Our schedule, or more appropriately pattern, usually isn’t quite so varied in such a short time. We typically fall into patterns, just as many families do. We encourage our children to listen to their bodies, which tend to get tired around the same time of day for a while before shifting to a new pattern. However, as unschoolers, we reserve a flexibility to our days that many families are not allotted. We can stay up late or get up early as we choose. And while we aren’t totally without any schedule, having appointments or attending field trips or activities which interest our family, for the most part, we are able to choose when we do those things and if it fits our needs.

And here I hear the cry from parents claiming  that we are setting our children up for failure when they are grown. Someday, our children will have to follow a schedule, get up at the same time everyday, and trudge to work like the rest of America. If it was mandated that adults be at jobs at a certain time, with no choice in the matter, they might have a point. However, I would argue that just because a person may have to be at work at 8 AM 15 years from now, it’s no reason to impose that schedule on a 5 year old.

There is no guarantee what hours my children might keep as adults. Perhaps they will choose to work a late shift, and yet no one claims that I should keep them up all night in order to acclimate them to such a schedule. Chances are that the position they choose will have some flexibility. Homeschoolers are more likely to be their own bosses, are more likely to go on to higher education and receive advanced degrees, and are more likely to be self-guided in these efforts.

As a mother staying with my children, my schedule does not dictate an adherence to a rigid schedule. My schedule prior to having children, working in a university setting, allowed flexibility with my hours, as does the job my husband currently has. Regardless, our choice of vocations is intrinsically tied to our hours, and we can therefore choose whether a position fits or not. It’s a choice not given to children on the way to school, whose waking and sleeping hours are not a reflection of what their bodies are telling them or what they are learning, but are dictated by a government based solely upon their age.

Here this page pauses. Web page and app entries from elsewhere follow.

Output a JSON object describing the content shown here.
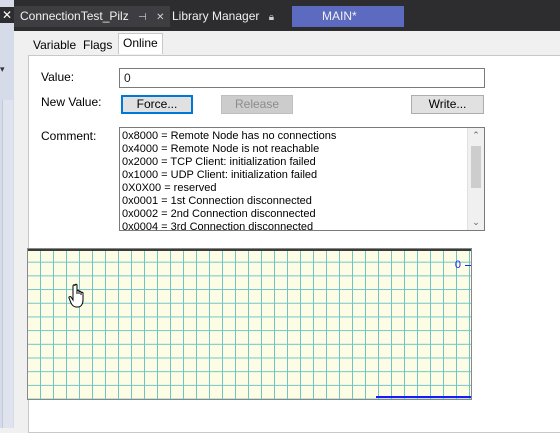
{
  "document_tabs": [
    {
      "label": "ConnectionTest_Pilz",
      "pin_icon": "pin-icon",
      "close_icon": "close-icon"
    },
    {
      "label": "Library Manager",
      "lock_icon": "lock-icon"
    },
    {
      "label": "MAIN*"
    }
  ],
  "left_close": "✕",
  "inner_tabs": [
    "Variable",
    "Flags",
    "Online"
  ],
  "form": {
    "value_label": "Value:",
    "value": "0",
    "new_value_label": "New Value:",
    "force_button": "Force...",
    "release_button": "Release",
    "write_button": "Write...",
    "comment_label": "Comment:"
  },
  "comment_lines": [
    "0x8000 = Remote Node has no connections",
    "0x4000 = Remote Node is not reachable",
    "0x2000 = TCP Client: initialization failed",
    "0x1000 = UDP Client: initialization failed",
    "0X0X00 = reserved",
    "0x0001 = 1st Connection disconnected",
    "0x0002 = 2nd Connection disconnected",
    "0x0004 = 3rd Connection disconnected"
  ],
  "chart": {
    "zero_label": "0",
    "colors": {
      "grid": "#6fc5c5",
      "background": "#fdfde6",
      "trace": "#1a1aff"
    }
  }
}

So, we wave to the kids on the bus and wish them a wonderful day, as we go on about our lives on our own schedule, whatever that may be to fit our needs. While those parents advocating strict adherence to schedules shake their heads at my apparent lack of structure, I smile, knowing my children, in their earnest quest for learning, are doing, and will do, quite fine in life.